As far as titles go, ‘The Lonely Londoners’ could have been written for me. I’m a sucker for books with city names in the title and (biased resident that I am) I like to think of London as one of the greatest cities on earth. Just seeing the landmarks on the cover of the Longman edition of Selvon’s novella made me happy and then there was the promising quote above the image – according to the Financial Times I was about to read ‘The definitive novel about London’s West Indians.’ Wow.

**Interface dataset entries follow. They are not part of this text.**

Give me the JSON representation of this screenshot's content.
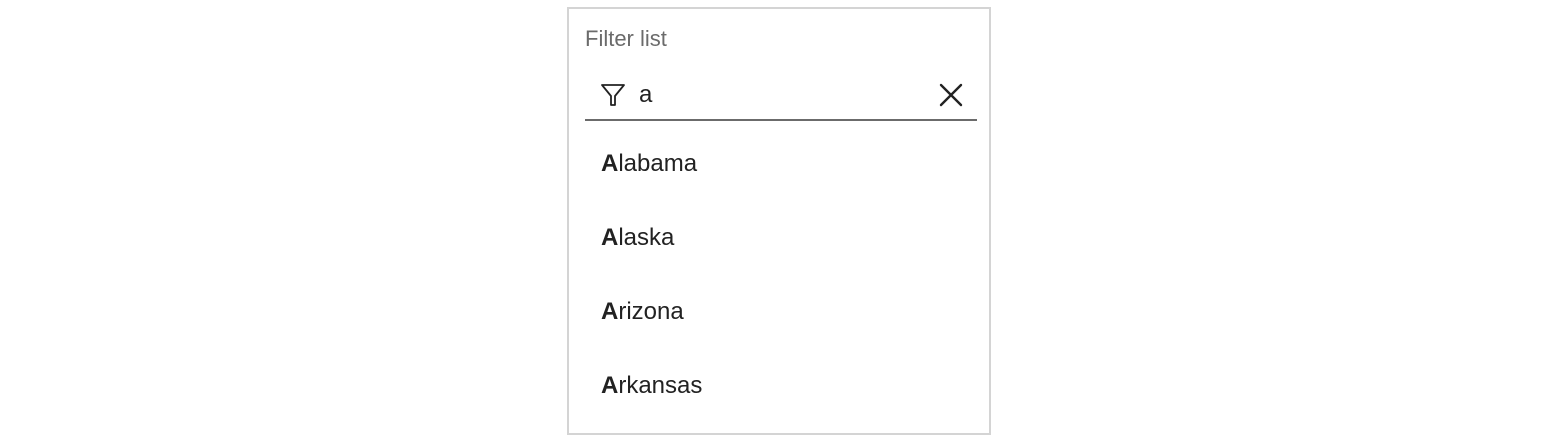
{
  "filter": {
    "label": "Filter list",
    "value": "a",
    "icon": "filter-icon",
    "clear_icon": "close-icon"
  },
  "results": [
    {
      "match": "A",
      "rest": "labama"
    },
    {
      "match": "A",
      "rest": "laska"
    },
    {
      "match": "A",
      "rest": "rizona"
    },
    {
      "match": "A",
      "rest": "rkansas"
    }
  ],
  "colors": {
    "border": "#d4d4d4",
    "label": "#6b6b6b",
    "text": "#222222"
  }
}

Set in the 1950s Selvon’s book tells a story of fog, cold and isolation, but it is also a powerful evocation of community and culture. The book begins with the nominal protagonist, Moses Aloetta, setting into the night: he ‘hop on a number 46 bus at the corner of Chepstow Road and Westbourne Grove to go to Waterloo to meet a fellar who was coming from Trinidad on the boat-train.’ Moses has accepted, with some grumbling, the role of host, welcoming, assisting and distributing men who know someone who knows someone who knew him from when he lived in Trinidad. Moses himself has been in London for years, and so is protective of but also anxious about the continuing influx of immigrants. Nearly all of them are men who have come seeking work, and they are going to need guidance if they are to negotiate the cold, the conventions and the barely veiled racism of the city which has reluctantly accepted them.

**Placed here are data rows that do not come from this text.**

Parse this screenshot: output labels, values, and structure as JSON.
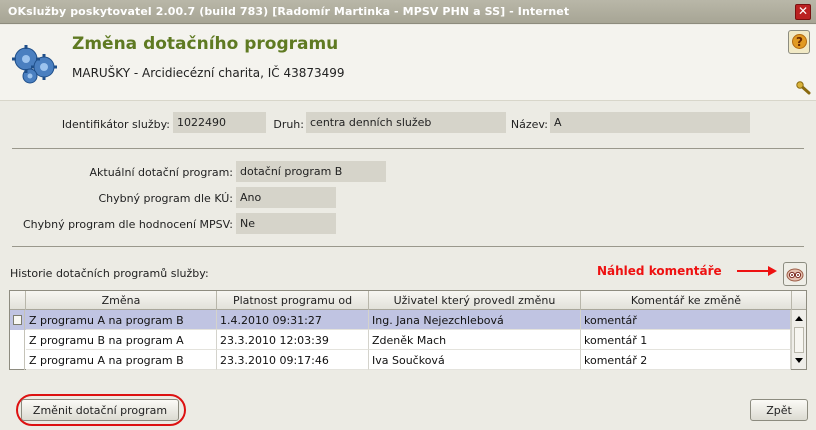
{
  "window": {
    "title": "OKslužby poskytovatel 2.00.7 (build 783)  [Radomír Martinka - MPSV PHN a SS] - Internet",
    "close_symbol": "✕"
  },
  "header": {
    "title": "Změna dotačního programu",
    "subtitle": "MARUŠKY - Arcidiecézní charita, IČ 43873499",
    "help_symbol": "?"
  },
  "service": {
    "id_label": "Identifikátor služby:",
    "id_value": "1022490",
    "type_label": "Druh:",
    "type_value": "centra denních služeb",
    "name_label": "Název:",
    "name_value": "A"
  },
  "program": {
    "current_label": "Aktuální dotační program:",
    "current_value": "dotační program B",
    "error_ku_label": "Chybný program dle KÚ:",
    "error_ku_value": "Ano",
    "error_mpsv_label": "Chybný program dle hodnocení MPSV:",
    "error_mpsv_value": "Ne"
  },
  "history": {
    "label": "Historie dotačních programů služby:",
    "preview_label": "Náhled komentáře",
    "columns": [
      "Změna",
      "Platnost programu od",
      "Uživatel který provedl změnu",
      "Komentář ke změně"
    ],
    "rows": [
      [
        "Z programu A na program B",
        "1.4.2010 09:31:27",
        "Ing. Jana Nejezchlebová",
        "komentář"
      ],
      [
        "Z programu B na program A",
        "23.3.2010 12:03:39",
        "Zdeněk Mach",
        "komentář 1"
      ],
      [
        "Z programu A na program B",
        "23.3.2010 09:17:46",
        "Iva Součková",
        "komentář 2"
      ]
    ],
    "selected_row": 0
  },
  "buttons": {
    "change": "Změnit dotační program",
    "back": "Zpět"
  },
  "colors": {
    "title_green": "#5f7a22",
    "annotation_red": "#e11111",
    "selected_row": "#c0c4e2"
  },
  "icons": [
    "gears-icon",
    "help-icon",
    "wrench-icon",
    "comment-preview-icon",
    "close-icon"
  ]
}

More a sketchbook than a novel, ‘The Lonely Londoners’ tells us about these men though what feels like a collection of loosely connected short stories. The ambitious and the lazy, the careful and the careless, one of the first lessons they all learn is that to most of British society they are perceived as representatives of alien culture, rather than individuals in their own right. From the funny to the poignant, the vignettes that make up the novel present real people who emerge fully formed from the faceless mob.

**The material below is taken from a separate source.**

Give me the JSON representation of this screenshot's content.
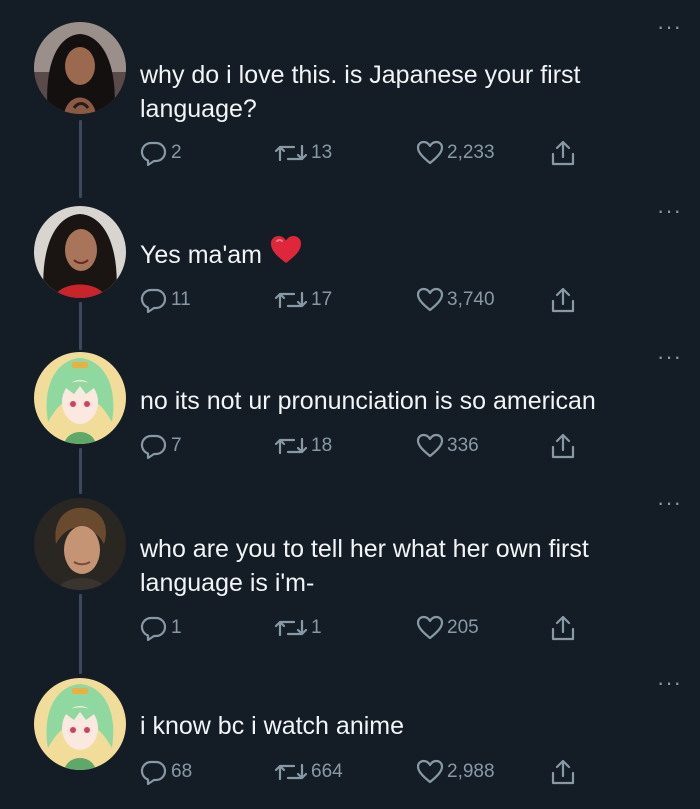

I fully understand how ‘The Lonely Londoners’ has acquired classic status, but I’m also pleased that it now feels dated. Although immigration is still a major news item and inequality a continuing and serious problem, 21st century London is a cosmopolitan city in which the overt racism (or ‘diplomacy‘ as Moses calls it) that prevents the book’s characters from ever getting decent jobs or living in certain boarding houses is now illegal. What concerned me is the suggestion that a community could be defined in a single short work of fiction. I don’t like the idea that there could ever be a ‘definitive novel about London’s West Indians‘ because London, and the London West Indian community, is always changing. I’d be much happier enjoying Selvon’s book as a great novel about Londoners in the 1950s – now I need to seek out more novels that will chart the community’s and the city’s changes in the sixty years that have passed since then. My half of the deal is to recommend that everyone reads ‘The Lonely Londoners’ as an important novel of London’s heritage – in return, I’d really like recommendations for books that take the contemporary West Indian community as their focus. Please get in touch to let me know authors and titles to look out for!